If all you want to do is use Windows File History to back up to a local drive, or an attached USB drive, you don’t need Lan History Manager. Windows File History handles that perfectly fine, right out of the box.
But while Windows File History supports backing up to a network share, it currently lacks certain features that simplify its use in that scenario. Most importantly, it does not attempt to wake the backup server if it’s asleep. That means you must configure the server to run whenever Windows File History wants to do a backup. In practice, that often means running the server 24/7.
Lan History Manager adds the capability of waking the server prior to a backup starting, as well as a few other conveniences, like being able to start a backup on demand.
Lan History Manager does not replace Windows File History. Instead, it works with Windows File History to add additional capabilities. That means you have to have Windows File History on your system, and configure it to work with a backup server before Lan History Manager can do anything. Follow Microsoft’s instructions to get Windows File History working with a file share on a backup server (there’s also a good introduction on setting up Windows File History over at the PC World site.
Once that’s done, you’ll also need to configure the backup server’s wake-on-lan capability, and arrange for it to go into sleep mode whenever it’s not in use.
Configuring wake-on-lan is relatively straightforward, but depends on your server’s particular network hardware. In very general terms, you’ll need to go into Device Manager, and click a checkbox:
Note that in my case I also checked “Only allow a magic packet to wake the computer”…which serves as a convenient transition to the more challenging part of realizing the benefits of Lan History Manager: getting your server to stay asleep when it doesn’t need to be awake. In my case, I had to check that additional box because otherwise the server would wake up whenever any network packet targeting it showed up…which on most networks nowadays happens pretty much all the time.
Getting your server to stay asleep when it’s not needed can be difficult. It also depends on what hardware you have attached to it, and what you use it for other than as a target for Windows File History. Here are some examples of things you may have to consider:
- Using the server as a media server can cause it to be awake longer and more often than you might expect
- Your network interface may be responding to other than just magic wake up packets
- If mouse movement is set to wake up your server, simple jostling or vibration can activate the system
- File system accesses can cause your server to refuse to go to sleep…which is fine when the files are being accessed to do something you want to do, but, unfortunately, sometimes accesses take place without your participation
In working through getting a server to stay asleep, the Windows powercfg command line utility, and particularly its ability to generate a report on what woke up your system, is often helpful.

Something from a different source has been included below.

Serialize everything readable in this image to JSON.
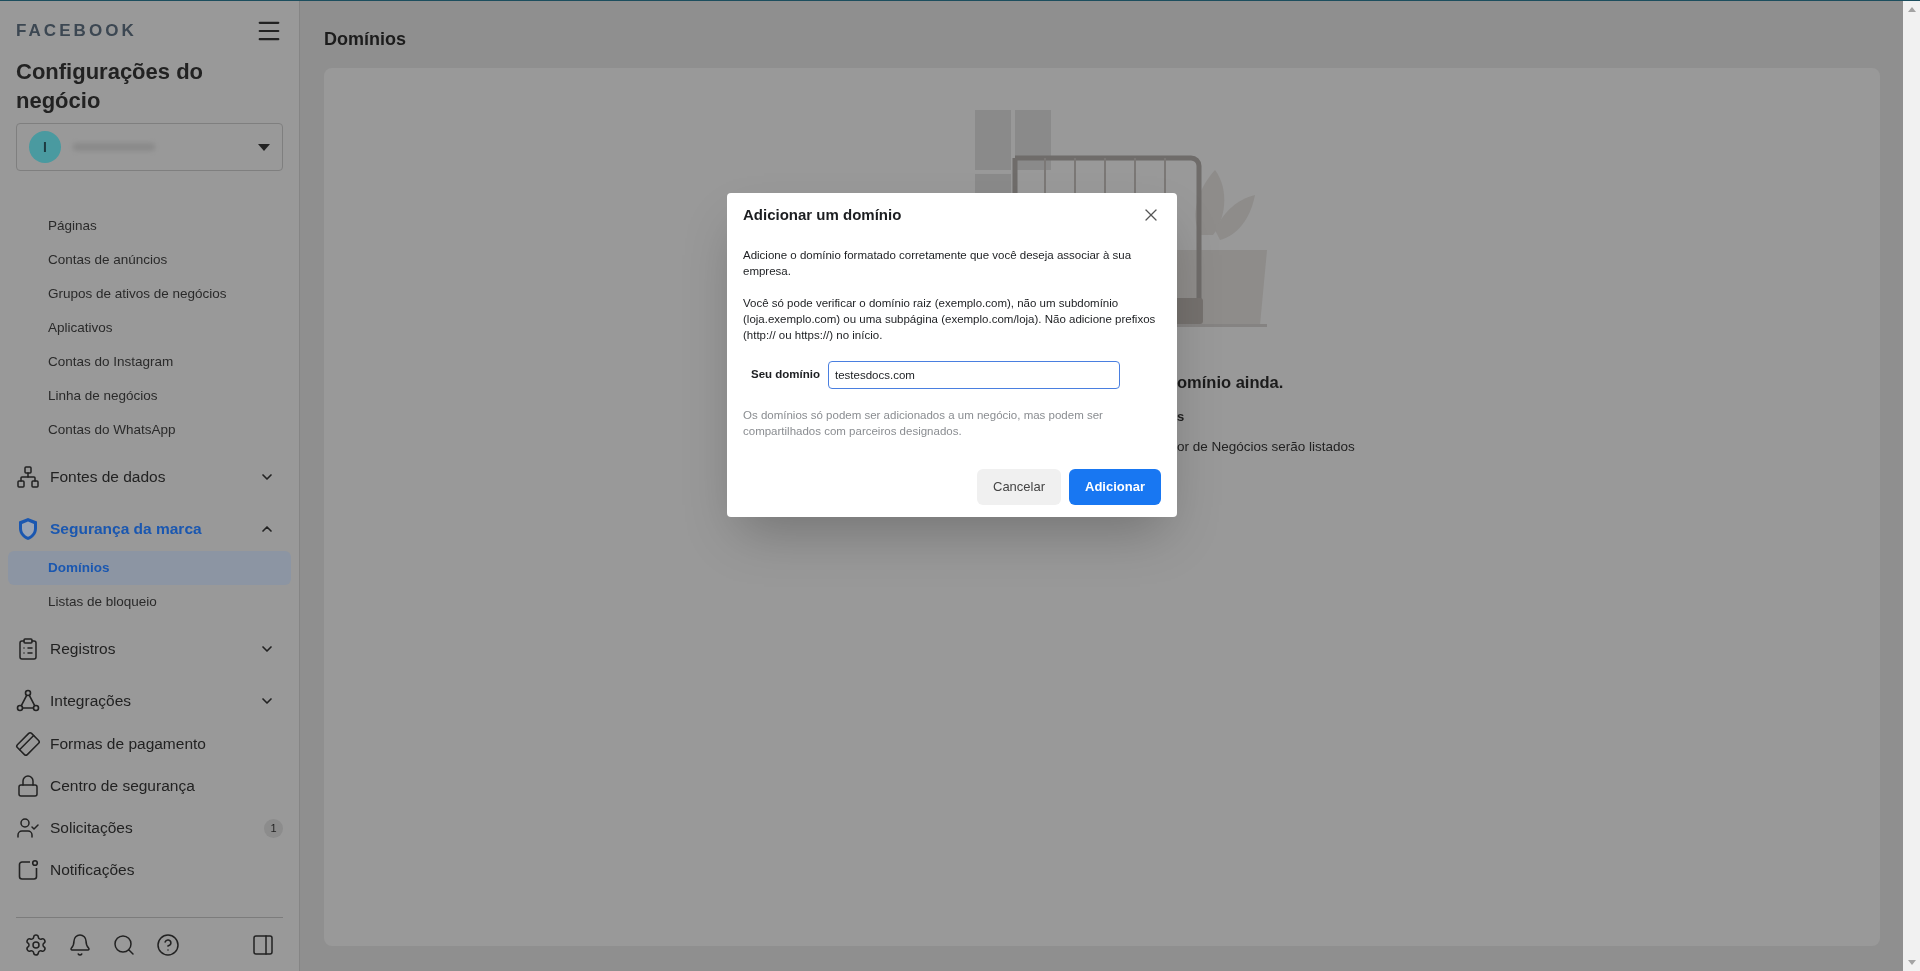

You can learn more about how to use it by searching the web.
Using Lan History Manager
Once your server is working the way you want it, and you’ve set up Windows File History to back up to it, you can start using Lan History Manager. Once installed, it will run whenever you log onto your computer.
You interact with Lan History Manager through its task tray icon. Here’s an explanation of the various menu items (hover your mouse over the image to see the details; for some items, click the link that appears to be taken to the explanation).
This option lets you select one of a predefined set of backup intervals.
The backup interval does not count time the computer spends asleep. In other words, you’re selecting the amount of working time between backups.
Custom Backup Interval
This option lets you select a custom backup interval, up to once every 23 hours, 59 minutes and 59 seconds.
Server Boot Time
This option lets you define how much “advance warning” your backup server needs to come back from a powered down/sleep state to being ready to receive a backup. Lan History Manager will send a wake-on-lan packet to the server this many minutes before the next scheduled backup.
The source code for Lan History Manager is available at www.github.com/MarkOlbert/LanHistory.